- Work order: Each entry must be copied exactly, without omission.

─── Listed entries

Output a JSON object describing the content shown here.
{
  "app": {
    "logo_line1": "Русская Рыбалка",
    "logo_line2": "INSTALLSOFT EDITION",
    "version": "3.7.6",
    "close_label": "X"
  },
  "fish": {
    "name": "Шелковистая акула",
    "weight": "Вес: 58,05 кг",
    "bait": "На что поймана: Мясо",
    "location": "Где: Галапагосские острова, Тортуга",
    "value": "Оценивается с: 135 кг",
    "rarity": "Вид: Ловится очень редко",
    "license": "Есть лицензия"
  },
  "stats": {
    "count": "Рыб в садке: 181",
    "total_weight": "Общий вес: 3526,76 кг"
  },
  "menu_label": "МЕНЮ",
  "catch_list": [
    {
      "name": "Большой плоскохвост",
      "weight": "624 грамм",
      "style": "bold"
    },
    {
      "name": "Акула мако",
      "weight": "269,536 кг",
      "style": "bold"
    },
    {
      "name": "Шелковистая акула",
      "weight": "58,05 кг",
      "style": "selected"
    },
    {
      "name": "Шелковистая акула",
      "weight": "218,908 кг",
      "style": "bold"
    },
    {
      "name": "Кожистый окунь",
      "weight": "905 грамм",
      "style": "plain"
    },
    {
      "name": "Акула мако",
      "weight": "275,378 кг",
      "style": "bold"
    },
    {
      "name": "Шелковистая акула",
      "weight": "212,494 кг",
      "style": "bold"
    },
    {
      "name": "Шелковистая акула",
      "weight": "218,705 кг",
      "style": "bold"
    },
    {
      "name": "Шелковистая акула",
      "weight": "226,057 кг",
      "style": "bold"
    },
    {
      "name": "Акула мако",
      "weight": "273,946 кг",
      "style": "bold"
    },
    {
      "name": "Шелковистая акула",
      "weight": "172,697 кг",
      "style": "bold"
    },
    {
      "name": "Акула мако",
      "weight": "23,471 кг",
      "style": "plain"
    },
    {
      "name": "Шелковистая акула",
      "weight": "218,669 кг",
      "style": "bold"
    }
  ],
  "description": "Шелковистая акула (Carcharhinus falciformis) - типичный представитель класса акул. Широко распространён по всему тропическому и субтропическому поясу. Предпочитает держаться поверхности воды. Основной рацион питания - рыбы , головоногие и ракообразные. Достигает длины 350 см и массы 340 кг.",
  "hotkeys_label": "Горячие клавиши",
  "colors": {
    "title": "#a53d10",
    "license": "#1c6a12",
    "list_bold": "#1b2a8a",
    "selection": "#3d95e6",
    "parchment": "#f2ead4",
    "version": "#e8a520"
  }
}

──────

- Answer to the problem:
Output a JSON object describing the content shown here.
{
  "app": {
    "logo_line1": "Русская Рыбалка",
    "logo_line2": "INSTALLSOFT EDITION",
    "version": "3.7.6",
    "close_label": "X"
  },
  "fish": {
    "name": "Шелковистая акула",
    "weight": "Вес: 58,05 кг",
    "bait": "На что поймана: Мясо",
    "location": "Где: Галапагосские острова, Тортуга",
    "value": "Оценивается с: 135 кг",
    "rarity": "Вид: Ловится очень редко",
    "license": "Есть лицензия"
  },
  "stats": {
    "count": "Рыб в садке: 181",
    "total_weight": "Общий вес: 3526,76 кг"
  },
  "menu_label": "МЕНЮ",
  "catch_list": [
    {
      "name": "Большой плоскохвост",
      "weight": "624 грамм",
      "style": "bold"
    },
    {
      "name": "Акула мако",
      "weight": "269,536 кг",
      "style": "bold"
    },
    {
      "name": "Шелковистая акула",
      "weight": "58,05 кг",
      "style": "selected"
    },
    {
      "name": "Шелковистая акула",
      "weight": "218,908 кг",
      "style": "bold"
    },
    {
      "name": "Кожистый окунь",
      "weight": "905 грамм",
      "style": "plain"
    },
    {
      "name": "Акула мако",
      "weight": "275,378 кг",
      "style": "bold"
    },
    {
      "name": "Шелковистая акула",
      "weight": "212,494 кг",
      "style": "bold"
    },
    {
      "name": "Шелковистая акула",
      "weight": "218,705 кг",
      "style": "bold"
    },
    {
      "name": "Шелковистая акула",
      "weight": "226,057 кг",
      "style": "bold"
    },
    {
      "name": "Акула мако",
      "weight": "273,946 кг",
      "style": "bold"
    },
    {
      "name": "Шелковистая акула",
      "weight": "172,697 кг",
      "style": "bold"
    },
    {
      "name": "Акула мако",
      "weight": "23,471 кг",
      "style": "plain"
    },
    {
      "name": "Шелковистая акула",
      "weight": "218,669 кг",
      "style": "bold"
    }
  ],
  "description": "Шелковистая акула (Carcharhinus falciformis) - типичный представитель класса акул. Широко распространён по всему тропическому и субтропическому поясу. Предпочитает держаться поверхности воды. Основной рацион питания - рыбы , головоногие и ракообразные. Достигает длины 350 см и массы 340 кг.",
  "hotkeys_label": "Горячие клавиши",
  "colors": {
    "title": "#a53d10",
    "license": "#1c6a12",
    "list_bold": "#1b2a8a",
    "selection": "#3d95e6",
    "parchment": "#f2ead4",
    "version": "#e8a520"
  }
}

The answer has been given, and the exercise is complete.